The amazing and dynamic New York City Commtour participants, almost exactly a year ago, at the School of Visual Arts. Can you see I was sweating from jumping around the room?
What do people need to feel part of your community?
This past weekend, I spoke at Jonathan Field’s Good Life Camp on the topic of building a dynamic community ecosystem. In preparing for the speech, I reflected on what I have learned so far from digging into this topic at great depth, in research for my next book.
As small business owners, we know that we need to build community, in order to have a solid reputation, engagement and responsiveness with our work, and a strong and stable stream of customers. Not to mention emotional well-being, knowing that we are surrounded by people who truly care about us, and will back us up in times of challenge.
But how do you go about it? There are a lot of tools and tactics that will put you in front of people (speaking, Facebook ads, blogging, Instagramming), but how do you go from being casually linked to someone as a Facebook friend, to actually connected on an emotional level?
In my experience building community for two decades, I have found that people need to feel the following four things in order to truly feel part of your community:
They need to feel:
Does your business provide physical and emotional safety for your customers? Will people who engage with you know that you are concerned with their safety?
This can show up as:
- Thinking about the experience someone will have getting to your live event
- Thinking about how people in your community may treat someone who they perceive as different
- Stepping in clearly and decisively if someone is being personally attacked in comments on a post, Facebook group, or in live conversation
- Maintaining confidentiality in private conversations
I want to stress that “safe” doesn’t have to imply “always comfortable.” Some of the very best community building involves real discomfort as people explore beliefs and perceptions, challenge assumptions and explore differences.
Do your community members see themselves reflected in the images, stories and examples you share about your business? Do they see members of their community featured and honored as experts in yours?
This can show up as:
- Thoughtful selection of speakers and experts for your live and virtual events
- Sharing case studies and stories of the wide range of your customer and community base in your speeches and writing
- Sharing and promoting the work of peers, partners, customers and collaborators on social media, not just your own work
- You actively promoting and/or sponsoring events and projects in communities that you want to connect with, without being asked or prompted.
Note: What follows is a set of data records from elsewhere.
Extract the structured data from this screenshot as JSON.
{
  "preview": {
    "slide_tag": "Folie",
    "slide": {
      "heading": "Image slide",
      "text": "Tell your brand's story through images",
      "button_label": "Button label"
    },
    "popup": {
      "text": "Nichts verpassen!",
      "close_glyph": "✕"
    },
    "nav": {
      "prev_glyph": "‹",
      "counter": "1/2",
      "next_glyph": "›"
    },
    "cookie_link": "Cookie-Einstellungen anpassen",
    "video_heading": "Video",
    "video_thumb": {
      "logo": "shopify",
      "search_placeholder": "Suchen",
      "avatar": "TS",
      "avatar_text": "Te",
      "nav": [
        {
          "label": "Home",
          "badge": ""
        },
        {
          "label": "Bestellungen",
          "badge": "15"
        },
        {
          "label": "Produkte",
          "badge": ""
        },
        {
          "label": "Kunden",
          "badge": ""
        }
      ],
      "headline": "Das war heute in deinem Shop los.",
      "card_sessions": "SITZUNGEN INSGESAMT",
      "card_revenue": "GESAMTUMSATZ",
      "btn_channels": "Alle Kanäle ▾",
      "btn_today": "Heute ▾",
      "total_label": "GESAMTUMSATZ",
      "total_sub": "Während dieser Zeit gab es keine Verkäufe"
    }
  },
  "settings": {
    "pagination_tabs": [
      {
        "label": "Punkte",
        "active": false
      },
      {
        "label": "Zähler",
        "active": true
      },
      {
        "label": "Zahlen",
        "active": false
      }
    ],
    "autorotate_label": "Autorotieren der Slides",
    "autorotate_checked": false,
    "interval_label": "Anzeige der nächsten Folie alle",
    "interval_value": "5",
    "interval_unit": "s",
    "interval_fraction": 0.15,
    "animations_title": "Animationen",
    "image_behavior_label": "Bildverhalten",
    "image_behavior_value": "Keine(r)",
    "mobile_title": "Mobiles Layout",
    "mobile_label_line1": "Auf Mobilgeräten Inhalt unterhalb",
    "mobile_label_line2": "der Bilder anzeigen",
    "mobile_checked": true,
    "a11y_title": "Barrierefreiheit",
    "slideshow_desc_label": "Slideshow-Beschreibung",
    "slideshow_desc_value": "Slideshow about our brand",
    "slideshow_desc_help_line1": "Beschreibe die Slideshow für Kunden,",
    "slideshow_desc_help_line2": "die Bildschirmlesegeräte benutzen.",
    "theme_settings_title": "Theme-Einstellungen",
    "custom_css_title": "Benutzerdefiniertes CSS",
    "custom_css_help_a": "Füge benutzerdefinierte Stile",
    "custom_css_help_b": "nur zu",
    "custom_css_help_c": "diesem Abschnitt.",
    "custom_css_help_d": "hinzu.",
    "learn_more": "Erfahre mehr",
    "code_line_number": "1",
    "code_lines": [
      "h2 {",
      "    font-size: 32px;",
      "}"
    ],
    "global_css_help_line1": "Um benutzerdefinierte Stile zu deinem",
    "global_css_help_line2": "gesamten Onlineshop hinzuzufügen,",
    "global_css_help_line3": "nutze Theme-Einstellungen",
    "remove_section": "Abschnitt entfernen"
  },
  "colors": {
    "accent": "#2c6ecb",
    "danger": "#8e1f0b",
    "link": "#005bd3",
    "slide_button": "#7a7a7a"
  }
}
This is because you have taken the time to follow the work being done, because you believe in it and want to see it spread
Do you stop and deeply listen to what your community is saying to you? Do you honor the lived experience of people in your community, and not try to talk over them, or tell them why their perceptions are not correct?
This can show up as:
- Being fully present and looking directly in someone’s eyes when you meet them at a conference, and not looking over their shoulder to see if there is someone else more important or more interesting to talk to (Has this ever happened to you? It is so frustrating and humiliating. I have made this mistake in the past, and really practice being present when I meet people now).
- Taking feedback to heart and changing policies, approaches, programs or pricing so that it meets the needs you hear from your community
- Not being defensive when someone takes issue with your approach or your work. You can listen deeply, reflect back what you hear, decide what feedback you will take to heart, let the rest go, and sincerely thank the person for taking the time to communicate with you
- Not mock or ridicule people who disagree with you. I see far too often on Facebook business owners who write “rants” about demanding clients or prospects. Whenever I see that, I always think “I wonder if they realize that now every current customer and prospect they work with will think they are talking about them. And then they may fear that if they raise an issue or ask the wrong question, they may be mocked or ridiculed too (even if you don’t call someone out by name, people will read through the lines.) This is not a good strategy for building trust and safety in your community.
A true community is one where each person feels honored and valued as an equal member. Regardless of age, experience, income level, position of authority or background, each person is valued for what they bring to the group. The goal of building community is not to create a homogenous group of people who all think and act the same, it is to create a diverse, stimulating, engaged group of people who are committed to solving problems together, in an environment of mutual respect.
This can show up as:
- Designing events to be interactive
- Not setting up false “barriers” between different levels of a group (I personally can’t stand when there are roped off parts of a conference or event for “VIPs only,” which usually means those who have the means to afford a higher price ticket.)
- Featuring the range of ideas and opinions from your community
- Treating all members of your community with dignity and respect, including the natural environment surrounding your events (I get pretty ragey when I see a park or facility trashed after an event — does the natural environment deserve less respect than the humans who are supposed to be stewards of the earth? I don’t think so, but you knew that about me)
Plant a seed every day
Delivering these four things to your community takes a long time. That is why community building is an ongoing process of planting seeds every day. You will make some big mistakes, get embarrassed, stick your foot in your mouth, say yes too often, say no too often, and everything in between.
All this messiness is so worth it when you look around one day and realize that you are connected with a diverse and interesting community who feel like family to you.
Because they are. 🙂